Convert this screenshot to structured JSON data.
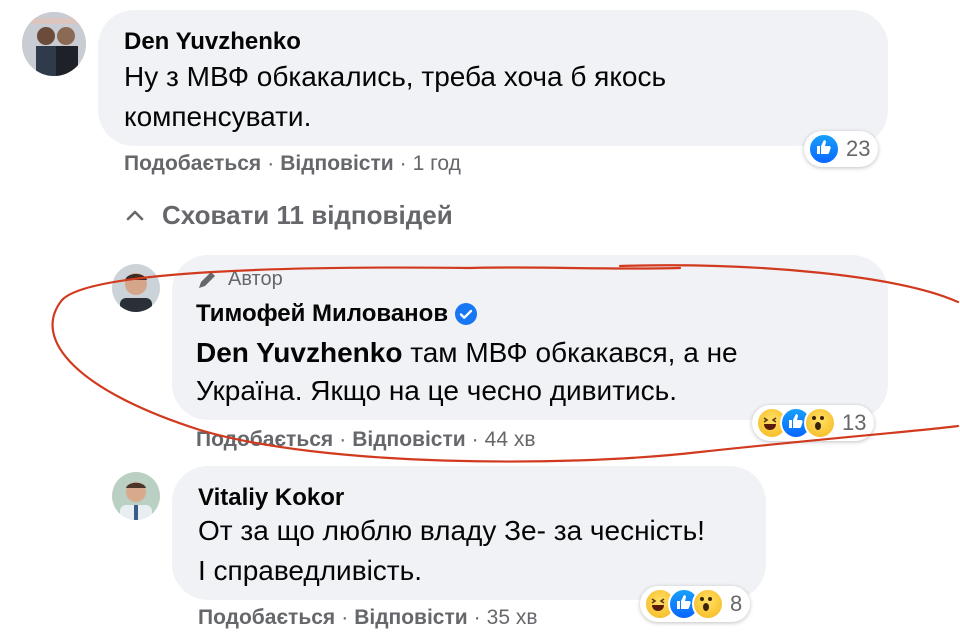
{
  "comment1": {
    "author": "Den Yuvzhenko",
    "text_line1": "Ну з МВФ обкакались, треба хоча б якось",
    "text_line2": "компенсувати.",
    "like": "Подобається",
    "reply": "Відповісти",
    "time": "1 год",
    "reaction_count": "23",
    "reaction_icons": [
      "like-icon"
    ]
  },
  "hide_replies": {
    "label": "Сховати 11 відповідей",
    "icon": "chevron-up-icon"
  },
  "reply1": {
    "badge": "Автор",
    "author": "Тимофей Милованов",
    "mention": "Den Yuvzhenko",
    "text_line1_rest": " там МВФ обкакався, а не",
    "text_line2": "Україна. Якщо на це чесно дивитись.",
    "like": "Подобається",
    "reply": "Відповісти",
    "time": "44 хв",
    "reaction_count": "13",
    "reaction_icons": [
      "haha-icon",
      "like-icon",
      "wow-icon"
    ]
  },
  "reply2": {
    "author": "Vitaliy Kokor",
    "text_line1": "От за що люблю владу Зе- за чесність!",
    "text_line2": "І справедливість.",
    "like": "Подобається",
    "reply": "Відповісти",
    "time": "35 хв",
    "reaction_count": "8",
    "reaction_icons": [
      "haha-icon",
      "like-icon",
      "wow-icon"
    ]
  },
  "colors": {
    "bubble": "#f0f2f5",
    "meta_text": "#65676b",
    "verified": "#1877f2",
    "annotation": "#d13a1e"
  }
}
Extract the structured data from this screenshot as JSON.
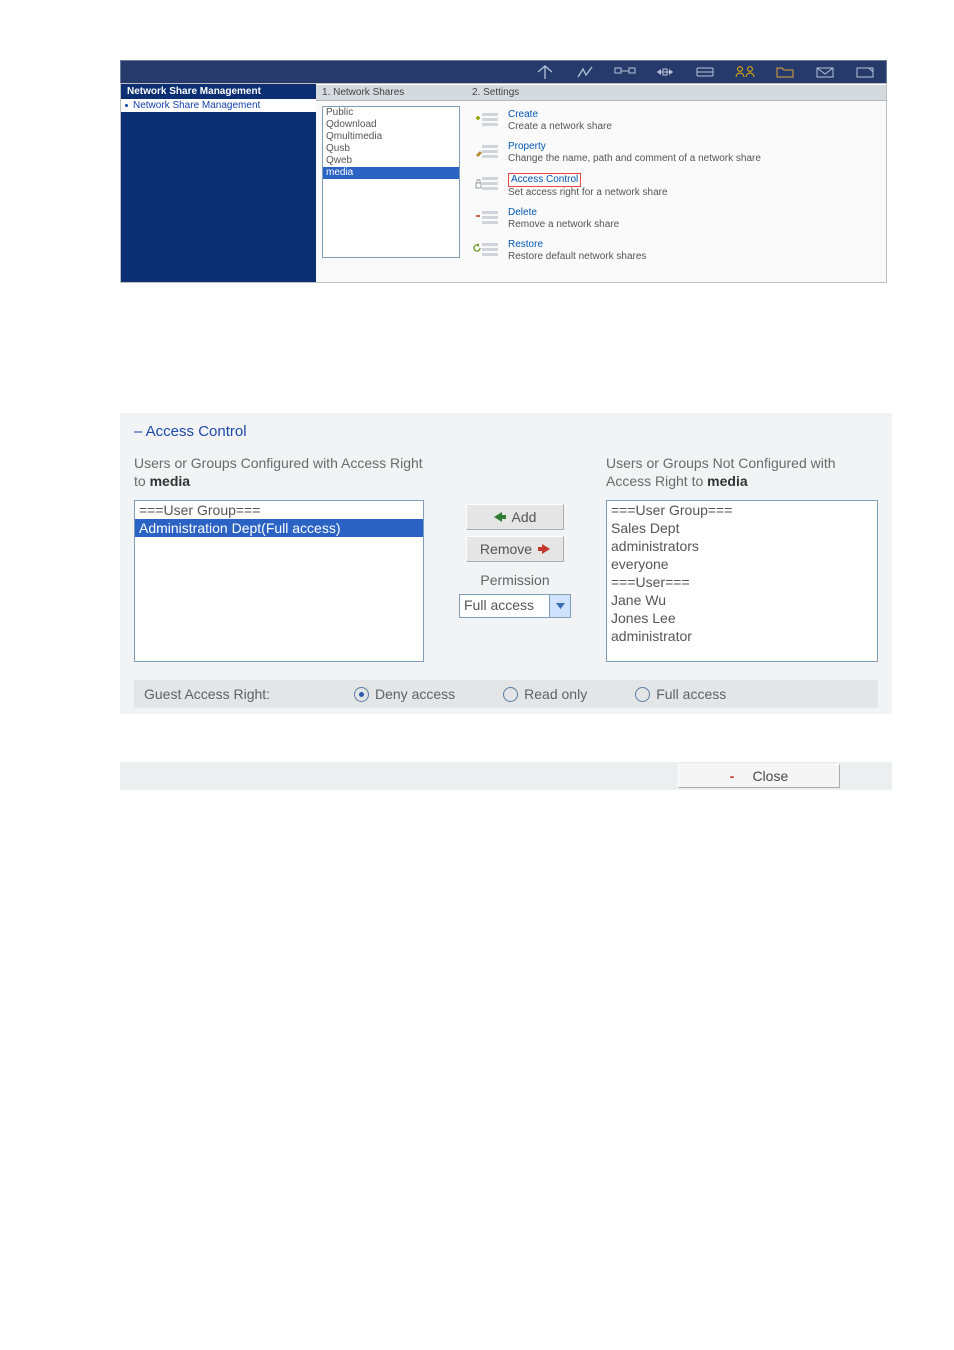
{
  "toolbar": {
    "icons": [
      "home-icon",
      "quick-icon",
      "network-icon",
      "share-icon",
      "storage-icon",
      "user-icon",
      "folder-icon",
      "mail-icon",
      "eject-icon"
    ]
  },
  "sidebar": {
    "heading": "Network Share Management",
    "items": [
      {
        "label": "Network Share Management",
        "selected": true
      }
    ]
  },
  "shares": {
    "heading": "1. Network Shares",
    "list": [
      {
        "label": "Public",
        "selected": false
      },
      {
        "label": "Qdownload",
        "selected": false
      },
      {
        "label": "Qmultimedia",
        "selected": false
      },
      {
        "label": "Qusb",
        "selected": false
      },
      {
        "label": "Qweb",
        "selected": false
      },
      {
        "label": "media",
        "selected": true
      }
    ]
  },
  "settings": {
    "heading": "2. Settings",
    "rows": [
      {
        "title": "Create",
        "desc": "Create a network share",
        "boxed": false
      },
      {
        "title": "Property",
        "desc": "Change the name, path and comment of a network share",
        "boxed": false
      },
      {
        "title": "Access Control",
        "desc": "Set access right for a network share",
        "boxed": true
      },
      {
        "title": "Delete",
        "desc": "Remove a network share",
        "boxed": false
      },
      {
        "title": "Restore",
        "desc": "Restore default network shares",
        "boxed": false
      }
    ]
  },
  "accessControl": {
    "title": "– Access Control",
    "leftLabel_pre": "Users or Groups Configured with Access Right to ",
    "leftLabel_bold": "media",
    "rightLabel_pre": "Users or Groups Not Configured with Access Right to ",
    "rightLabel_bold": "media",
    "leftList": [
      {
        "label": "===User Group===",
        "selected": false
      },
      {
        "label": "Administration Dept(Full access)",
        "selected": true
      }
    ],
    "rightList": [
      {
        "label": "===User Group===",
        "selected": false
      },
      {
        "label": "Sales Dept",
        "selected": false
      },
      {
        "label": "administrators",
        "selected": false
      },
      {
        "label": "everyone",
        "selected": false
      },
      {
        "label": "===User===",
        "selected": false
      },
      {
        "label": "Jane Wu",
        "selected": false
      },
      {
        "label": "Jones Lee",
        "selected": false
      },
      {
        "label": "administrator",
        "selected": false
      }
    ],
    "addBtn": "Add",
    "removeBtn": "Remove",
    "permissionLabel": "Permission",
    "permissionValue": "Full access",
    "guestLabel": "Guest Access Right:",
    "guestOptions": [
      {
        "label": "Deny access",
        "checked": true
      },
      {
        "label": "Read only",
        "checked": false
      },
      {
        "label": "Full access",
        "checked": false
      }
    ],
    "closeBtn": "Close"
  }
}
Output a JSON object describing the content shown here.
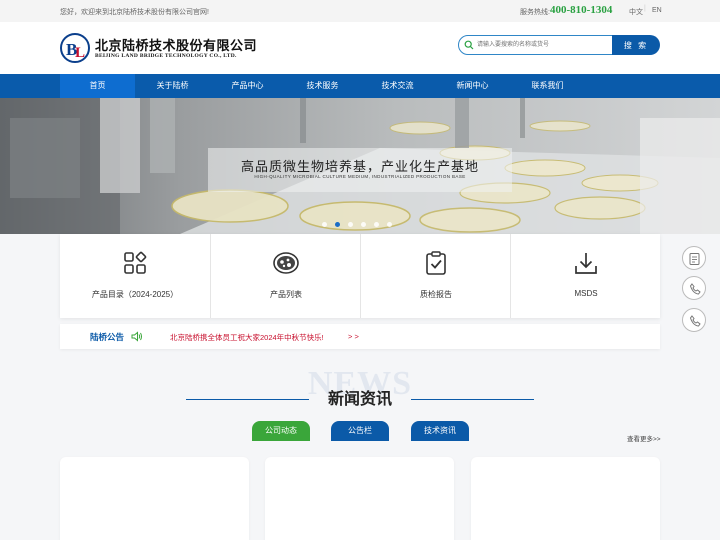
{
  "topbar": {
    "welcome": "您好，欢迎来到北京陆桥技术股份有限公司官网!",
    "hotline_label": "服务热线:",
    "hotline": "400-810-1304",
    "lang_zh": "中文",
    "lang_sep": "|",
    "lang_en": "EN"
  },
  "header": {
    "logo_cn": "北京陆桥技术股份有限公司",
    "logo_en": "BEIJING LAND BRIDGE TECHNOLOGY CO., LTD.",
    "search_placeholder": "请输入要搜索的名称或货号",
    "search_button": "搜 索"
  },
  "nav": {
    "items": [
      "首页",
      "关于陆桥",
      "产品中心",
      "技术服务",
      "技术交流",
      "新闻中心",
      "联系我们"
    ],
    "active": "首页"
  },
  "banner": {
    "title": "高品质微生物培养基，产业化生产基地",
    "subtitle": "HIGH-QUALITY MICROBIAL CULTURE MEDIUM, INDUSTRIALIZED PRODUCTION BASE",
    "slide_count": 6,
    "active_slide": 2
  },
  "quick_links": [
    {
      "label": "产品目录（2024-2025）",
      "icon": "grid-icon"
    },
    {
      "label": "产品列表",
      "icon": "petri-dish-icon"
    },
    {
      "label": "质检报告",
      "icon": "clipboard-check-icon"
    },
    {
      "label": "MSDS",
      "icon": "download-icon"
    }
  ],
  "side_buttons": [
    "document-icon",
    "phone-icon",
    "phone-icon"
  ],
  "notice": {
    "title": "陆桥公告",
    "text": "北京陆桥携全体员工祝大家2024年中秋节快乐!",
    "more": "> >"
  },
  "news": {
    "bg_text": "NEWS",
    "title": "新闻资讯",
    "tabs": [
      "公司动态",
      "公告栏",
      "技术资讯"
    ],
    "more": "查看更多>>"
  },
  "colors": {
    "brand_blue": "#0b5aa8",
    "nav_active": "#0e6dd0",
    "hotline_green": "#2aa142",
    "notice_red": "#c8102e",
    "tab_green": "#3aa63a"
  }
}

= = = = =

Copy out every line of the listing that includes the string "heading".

    "heading": "Network Share Management",
    "heading": "1. Network Shares",
    "heading": "2. Settings",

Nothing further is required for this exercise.